- Information provided:
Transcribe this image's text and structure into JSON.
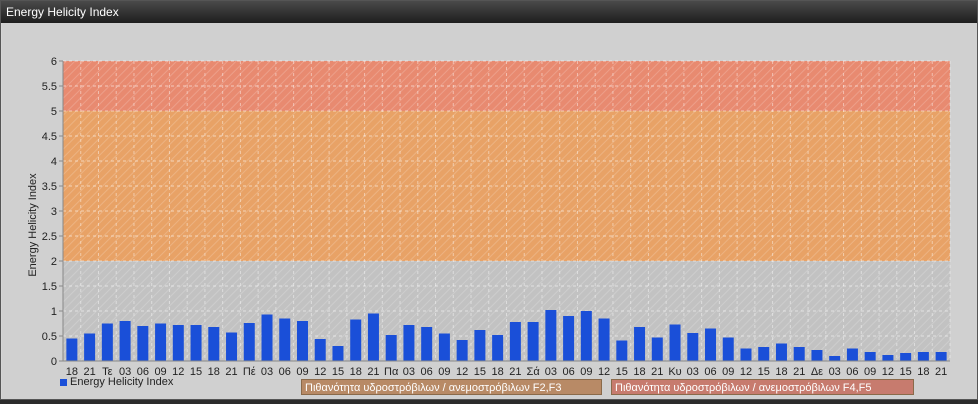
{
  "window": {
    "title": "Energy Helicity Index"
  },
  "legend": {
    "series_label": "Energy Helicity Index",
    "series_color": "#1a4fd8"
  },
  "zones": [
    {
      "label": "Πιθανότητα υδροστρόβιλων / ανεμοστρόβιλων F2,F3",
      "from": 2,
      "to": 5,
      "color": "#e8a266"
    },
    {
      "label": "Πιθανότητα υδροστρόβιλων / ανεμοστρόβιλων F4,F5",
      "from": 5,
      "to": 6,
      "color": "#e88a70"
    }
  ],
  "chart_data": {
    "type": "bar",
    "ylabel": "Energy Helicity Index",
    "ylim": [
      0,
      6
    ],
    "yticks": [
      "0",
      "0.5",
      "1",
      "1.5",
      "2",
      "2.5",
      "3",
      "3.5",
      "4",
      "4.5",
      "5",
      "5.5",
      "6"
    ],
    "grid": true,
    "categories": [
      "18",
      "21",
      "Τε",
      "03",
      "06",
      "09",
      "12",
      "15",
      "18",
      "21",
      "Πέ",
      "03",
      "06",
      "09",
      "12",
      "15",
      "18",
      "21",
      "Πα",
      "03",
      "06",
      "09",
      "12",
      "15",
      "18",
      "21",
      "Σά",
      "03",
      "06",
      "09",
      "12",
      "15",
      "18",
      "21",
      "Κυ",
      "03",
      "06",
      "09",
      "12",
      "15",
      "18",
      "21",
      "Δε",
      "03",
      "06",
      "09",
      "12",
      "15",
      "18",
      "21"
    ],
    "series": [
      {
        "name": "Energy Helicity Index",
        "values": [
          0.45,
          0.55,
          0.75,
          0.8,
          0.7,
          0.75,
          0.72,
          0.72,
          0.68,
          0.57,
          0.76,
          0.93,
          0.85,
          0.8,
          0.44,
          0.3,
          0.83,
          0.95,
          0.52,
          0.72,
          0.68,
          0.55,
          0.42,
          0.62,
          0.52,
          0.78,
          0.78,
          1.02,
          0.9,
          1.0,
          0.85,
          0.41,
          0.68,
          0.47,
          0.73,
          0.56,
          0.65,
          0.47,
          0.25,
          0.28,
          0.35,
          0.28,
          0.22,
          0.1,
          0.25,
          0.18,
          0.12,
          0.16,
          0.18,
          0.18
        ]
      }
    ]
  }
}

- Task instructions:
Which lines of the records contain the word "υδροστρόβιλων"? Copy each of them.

- Answer to the exercise:
      "label": "Πιθανότητα υδροστρόβιλων / ανεμοστρόβιλων F2,F3",
      "label": "Πιθανότητα υδροστρόβιλων / ανεμοστρόβιλων F4,F5",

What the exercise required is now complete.